** Try it **
Below is a block of records; please copy all of them exactly.

** Task data **
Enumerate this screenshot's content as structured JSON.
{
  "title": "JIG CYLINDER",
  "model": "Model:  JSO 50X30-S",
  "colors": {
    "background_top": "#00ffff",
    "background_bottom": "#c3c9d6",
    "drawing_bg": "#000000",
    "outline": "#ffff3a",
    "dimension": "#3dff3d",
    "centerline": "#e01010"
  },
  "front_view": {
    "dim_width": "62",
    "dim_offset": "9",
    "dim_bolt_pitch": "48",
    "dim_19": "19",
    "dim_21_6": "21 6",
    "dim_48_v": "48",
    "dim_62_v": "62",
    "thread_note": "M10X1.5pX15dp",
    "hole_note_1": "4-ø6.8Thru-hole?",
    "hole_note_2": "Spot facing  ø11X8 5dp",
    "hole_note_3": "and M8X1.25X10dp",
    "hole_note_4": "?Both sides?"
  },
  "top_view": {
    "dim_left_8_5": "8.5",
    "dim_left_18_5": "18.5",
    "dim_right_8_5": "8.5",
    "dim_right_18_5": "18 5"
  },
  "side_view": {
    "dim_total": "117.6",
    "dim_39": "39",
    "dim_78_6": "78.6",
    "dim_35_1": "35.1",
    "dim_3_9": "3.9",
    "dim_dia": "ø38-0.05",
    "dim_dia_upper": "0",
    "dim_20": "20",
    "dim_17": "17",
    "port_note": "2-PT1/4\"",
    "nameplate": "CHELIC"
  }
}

** Task answer **
Enumerate this screenshot's content as structured JSON.
{
  "title": "JIG CYLINDER",
  "model": "Model:  JSO 50X30-S",
  "colors": {
    "background_top": "#00ffff",
    "background_bottom": "#c3c9d6",
    "drawing_bg": "#000000",
    "outline": "#ffff3a",
    "dimension": "#3dff3d",
    "centerline": "#e01010"
  },
  "front_view": {
    "dim_width": "62",
    "dim_offset": "9",
    "dim_bolt_pitch": "48",
    "dim_19": "19",
    "dim_21_6": "21 6",
    "dim_48_v": "48",
    "dim_62_v": "62",
    "thread_note": "M10X1.5pX15dp",
    "hole_note_1": "4-ø6.8Thru-hole?",
    "hole_note_2": "Spot facing  ø11X8 5dp",
    "hole_note_3": "and M8X1.25X10dp",
    "hole_note_4": "?Both sides?"
  },
  "top_view": {
    "dim_left_8_5": "8.5",
    "dim_left_18_5": "18.5",
    "dim_right_8_5": "8.5",
    "dim_right_18_5": "18 5"
  },
  "side_view": {
    "dim_total": "117.6",
    "dim_39": "39",
    "dim_78_6": "78.6",
    "dim_35_1": "35.1",
    "dim_3_9": "3.9",
    "dim_dia": "ø38-0.05",
    "dim_dia_upper": "0",
    "dim_20": "20",
    "dim_17": "17",
    "port_note": "2-PT1/4\"",
    "nameplate": "CHELIC"
  }
}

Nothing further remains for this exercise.